[Dataset rows describing interfaces]
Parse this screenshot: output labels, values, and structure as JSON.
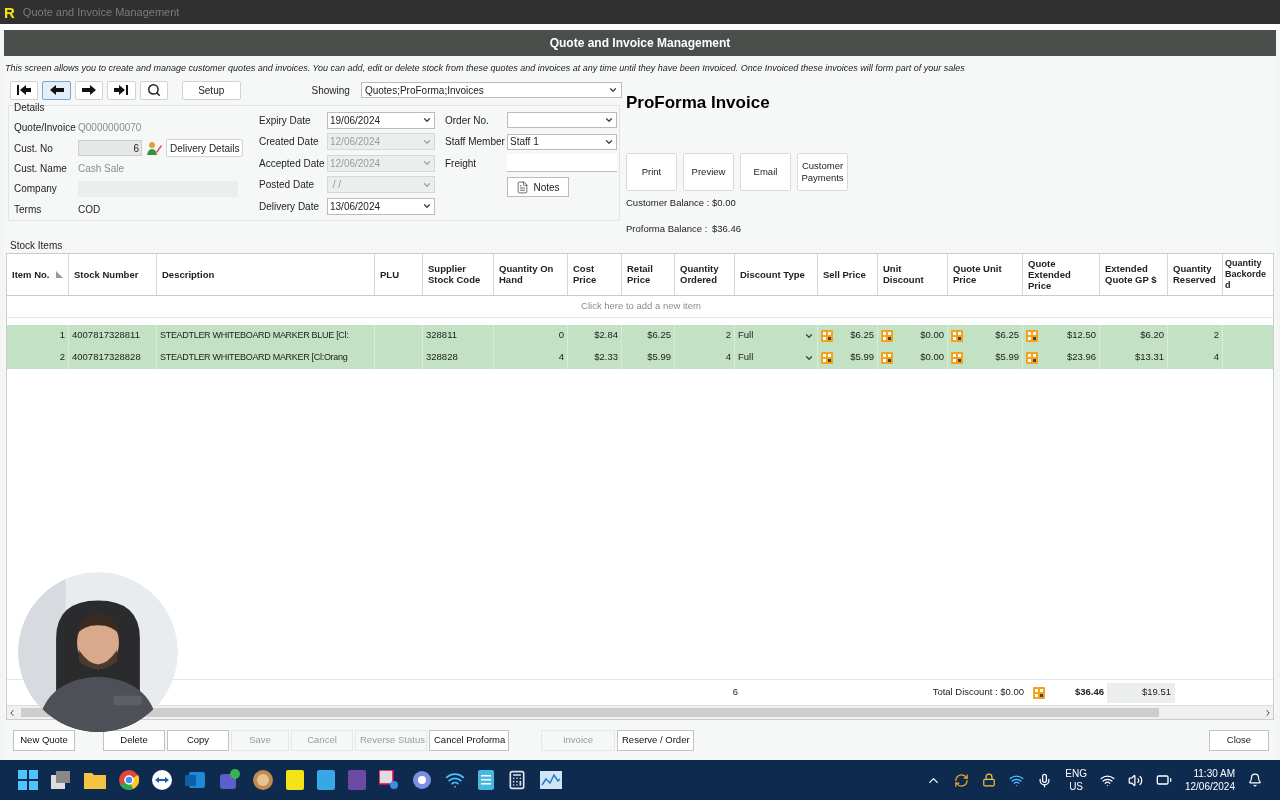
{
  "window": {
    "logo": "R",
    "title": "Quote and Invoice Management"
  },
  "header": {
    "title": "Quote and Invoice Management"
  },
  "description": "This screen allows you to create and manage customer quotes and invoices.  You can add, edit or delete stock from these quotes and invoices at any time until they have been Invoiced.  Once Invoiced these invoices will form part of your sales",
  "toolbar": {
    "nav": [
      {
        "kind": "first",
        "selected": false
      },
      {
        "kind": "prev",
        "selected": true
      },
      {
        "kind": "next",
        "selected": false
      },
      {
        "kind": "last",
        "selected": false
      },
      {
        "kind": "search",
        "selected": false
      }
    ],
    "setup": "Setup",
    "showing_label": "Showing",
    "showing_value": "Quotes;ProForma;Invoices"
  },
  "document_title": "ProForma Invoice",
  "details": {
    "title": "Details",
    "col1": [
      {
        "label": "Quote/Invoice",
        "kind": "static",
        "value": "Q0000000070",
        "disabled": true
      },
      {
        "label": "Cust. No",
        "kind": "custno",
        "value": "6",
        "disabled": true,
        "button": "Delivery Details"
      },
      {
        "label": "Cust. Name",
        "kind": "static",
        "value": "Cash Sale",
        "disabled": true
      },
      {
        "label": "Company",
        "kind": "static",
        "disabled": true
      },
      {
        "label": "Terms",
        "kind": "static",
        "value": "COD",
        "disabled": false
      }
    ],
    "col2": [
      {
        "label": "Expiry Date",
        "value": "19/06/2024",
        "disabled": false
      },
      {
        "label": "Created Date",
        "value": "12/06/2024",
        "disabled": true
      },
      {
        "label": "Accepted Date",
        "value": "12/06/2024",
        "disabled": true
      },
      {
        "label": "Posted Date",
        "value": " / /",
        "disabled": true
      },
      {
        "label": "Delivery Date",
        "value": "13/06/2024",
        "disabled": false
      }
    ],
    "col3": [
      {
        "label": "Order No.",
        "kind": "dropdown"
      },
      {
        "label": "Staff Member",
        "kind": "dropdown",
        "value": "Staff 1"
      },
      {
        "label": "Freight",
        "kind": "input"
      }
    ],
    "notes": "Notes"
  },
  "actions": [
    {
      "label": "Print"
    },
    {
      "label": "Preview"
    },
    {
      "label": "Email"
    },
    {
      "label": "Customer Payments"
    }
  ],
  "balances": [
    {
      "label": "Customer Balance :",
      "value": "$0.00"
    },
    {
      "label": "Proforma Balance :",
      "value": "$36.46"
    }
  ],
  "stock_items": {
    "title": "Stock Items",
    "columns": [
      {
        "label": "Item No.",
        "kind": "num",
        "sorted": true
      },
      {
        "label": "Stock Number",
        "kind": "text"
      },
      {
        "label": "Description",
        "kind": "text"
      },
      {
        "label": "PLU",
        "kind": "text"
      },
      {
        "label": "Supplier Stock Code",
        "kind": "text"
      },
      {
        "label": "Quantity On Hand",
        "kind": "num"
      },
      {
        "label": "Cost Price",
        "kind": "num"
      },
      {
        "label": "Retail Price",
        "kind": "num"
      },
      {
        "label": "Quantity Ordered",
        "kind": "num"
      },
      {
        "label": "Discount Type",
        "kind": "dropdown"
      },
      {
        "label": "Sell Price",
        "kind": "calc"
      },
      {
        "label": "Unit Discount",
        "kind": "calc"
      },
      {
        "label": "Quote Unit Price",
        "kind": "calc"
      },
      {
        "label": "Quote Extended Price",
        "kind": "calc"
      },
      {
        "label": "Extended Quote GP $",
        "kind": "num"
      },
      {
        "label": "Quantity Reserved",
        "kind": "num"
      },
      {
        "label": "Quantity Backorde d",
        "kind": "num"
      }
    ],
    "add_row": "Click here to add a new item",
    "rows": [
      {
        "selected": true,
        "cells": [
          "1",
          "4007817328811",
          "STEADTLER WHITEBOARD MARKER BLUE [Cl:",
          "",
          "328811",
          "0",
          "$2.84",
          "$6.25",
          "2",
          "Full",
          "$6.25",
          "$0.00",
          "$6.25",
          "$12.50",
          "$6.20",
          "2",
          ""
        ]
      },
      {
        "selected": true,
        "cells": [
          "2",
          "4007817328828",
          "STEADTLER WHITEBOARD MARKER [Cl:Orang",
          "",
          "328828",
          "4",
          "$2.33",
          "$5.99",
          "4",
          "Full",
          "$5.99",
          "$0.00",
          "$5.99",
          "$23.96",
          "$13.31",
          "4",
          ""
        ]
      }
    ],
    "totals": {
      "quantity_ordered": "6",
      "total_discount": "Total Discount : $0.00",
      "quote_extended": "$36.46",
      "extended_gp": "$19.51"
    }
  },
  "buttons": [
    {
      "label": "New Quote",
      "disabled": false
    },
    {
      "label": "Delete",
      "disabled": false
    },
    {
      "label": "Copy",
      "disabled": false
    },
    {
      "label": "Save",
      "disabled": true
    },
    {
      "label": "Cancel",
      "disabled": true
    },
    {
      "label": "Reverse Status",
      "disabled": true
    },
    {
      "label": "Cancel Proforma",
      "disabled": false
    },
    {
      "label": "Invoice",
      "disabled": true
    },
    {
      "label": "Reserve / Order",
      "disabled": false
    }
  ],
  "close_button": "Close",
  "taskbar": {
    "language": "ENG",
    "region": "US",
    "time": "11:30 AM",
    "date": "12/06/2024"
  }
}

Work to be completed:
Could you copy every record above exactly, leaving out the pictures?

Your solution:
Parse this screenshot: output labels, values, and structure as JSON.
{
  "window": {
    "logo": "R",
    "title": "Quote and Invoice Management"
  },
  "header": {
    "title": "Quote and Invoice Management"
  },
  "description": "This screen allows you to create and manage customer quotes and invoices.  You can add, edit or delete stock from these quotes and invoices at any time until they have been Invoiced.  Once Invoiced these invoices will form part of your sales",
  "toolbar": {
    "nav": [
      {
        "kind": "first",
        "selected": false
      },
      {
        "kind": "prev",
        "selected": true
      },
      {
        "kind": "next",
        "selected": false
      },
      {
        "kind": "last",
        "selected": false
      },
      {
        "kind": "search",
        "selected": false
      }
    ],
    "setup": "Setup",
    "showing_label": "Showing",
    "showing_value": "Quotes;ProForma;Invoices"
  },
  "document_title": "ProForma Invoice",
  "details": {
    "title": "Details",
    "col1": [
      {
        "label": "Quote/Invoice",
        "kind": "static",
        "value": "Q0000000070",
        "disabled": true
      },
      {
        "label": "Cust. No",
        "kind": "custno",
        "value": "6",
        "disabled": true,
        "button": "Delivery Details"
      },
      {
        "label": "Cust. Name",
        "kind": "static",
        "value": "Cash Sale",
        "disabled": true
      },
      {
        "label": "Company",
        "kind": "static",
        "disabled": true
      },
      {
        "label": "Terms",
        "kind": "static",
        "value": "COD",
        "disabled": false
      }
    ],
    "col2": [
      {
        "label": "Expiry Date",
        "value": "19/06/2024",
        "disabled": false
      },
      {
        "label": "Created Date",
        "value": "12/06/2024",
        "disabled": true
      },
      {
        "label": "Accepted Date",
        "value": "12/06/2024",
        "disabled": true
      },
      {
        "label": "Posted Date",
        "value": " / /",
        "disabled": true
      },
      {
        "label": "Delivery Date",
        "value": "13/06/2024",
        "disabled": false
      }
    ],
    "col3": [
      {
        "label": "Order No.",
        "kind": "dropdown"
      },
      {
        "label": "Staff Member",
        "kind": "dropdown",
        "value": "Staff 1"
      },
      {
        "label": "Freight",
        "kind": "input"
      }
    ],
    "notes": "Notes"
  },
  "actions": [
    {
      "label": "Print"
    },
    {
      "label": "Preview"
    },
    {
      "label": "Email"
    },
    {
      "label": "Customer Payments"
    }
  ],
  "balances": [
    {
      "label": "Customer Balance :",
      "value": "$0.00"
    },
    {
      "label": "Proforma Balance :",
      "value": "$36.46"
    }
  ],
  "stock_items": {
    "title": "Stock Items",
    "columns": [
      {
        "label": "Item No.",
        "kind": "num",
        "sorted": true
      },
      {
        "label": "Stock Number",
        "kind": "text"
      },
      {
        "label": "Description",
        "kind": "text"
      },
      {
        "label": "PLU",
        "kind": "text"
      },
      {
        "label": "Supplier Stock Code",
        "kind": "text"
      },
      {
        "label": "Quantity On Hand",
        "kind": "num"
      },
      {
        "label": "Cost Price",
        "kind": "num"
      },
      {
        "label": "Retail Price",
        "kind": "num"
      },
      {
        "label": "Quantity Ordered",
        "kind": "num"
      },
      {
        "label": "Discount Type",
        "kind": "dropdown"
      },
      {
        "label": "Sell Price",
        "kind": "calc"
      },
      {
        "label": "Unit Discount",
        "kind": "calc"
      },
      {
        "label": "Quote Unit Price",
        "kind": "calc"
      },
      {
        "label": "Quote Extended Price",
        "kind": "calc"
      },
      {
        "label": "Extended Quote GP $",
        "kind": "num"
      },
      {
        "label": "Quantity Reserved",
        "kind": "num"
      },
      {
        "label": "Quantity Backorde d",
        "kind": "num"
      }
    ],
    "add_row": "Click here to add a new item",
    "rows": [
      {
        "selected": true,
        "cells": [
          "1",
          "4007817328811",
          "STEADTLER WHITEBOARD MARKER BLUE [Cl:",
          "",
          "328811",
          "0",
          "$2.84",
          "$6.25",
          "2",
          "Full",
          "$6.25",
          "$0.00",
          "$6.25",
          "$12.50",
          "$6.20",
          "2",
          ""
        ]
      },
      {
        "selected": true,
        "cells": [
          "2",
          "4007817328828",
          "STEADTLER WHITEBOARD MARKER [Cl:Orang",
          "",
          "328828",
          "4",
          "$2.33",
          "$5.99",
          "4",
          "Full",
          "$5.99",
          "$0.00",
          "$5.99",
          "$23.96",
          "$13.31",
          "4",
          ""
        ]
      }
    ],
    "totals": {
      "quantity_ordered": "6",
      "total_discount": "Total Discount : $0.00",
      "quote_extended": "$36.46",
      "extended_gp": "$19.51"
    }
  },
  "buttons": [
    {
      "label": "New Quote",
      "disabled": false
    },
    {
      "label": "Delete",
      "disabled": false
    },
    {
      "label": "Copy",
      "disabled": false
    },
    {
      "label": "Save",
      "disabled": true
    },
    {
      "label": "Cancel",
      "disabled": true
    },
    {
      "label": "Reverse Status",
      "disabled": true
    },
    {
      "label": "Cancel Proforma",
      "disabled": false
    },
    {
      "label": "Invoice",
      "disabled": true
    },
    {
      "label": "Reserve / Order",
      "disabled": false
    }
  ],
  "close_button": "Close",
  "taskbar": {
    "language": "ENG",
    "region": "US",
    "time": "11:30 AM",
    "date": "12/06/2024"
  }
}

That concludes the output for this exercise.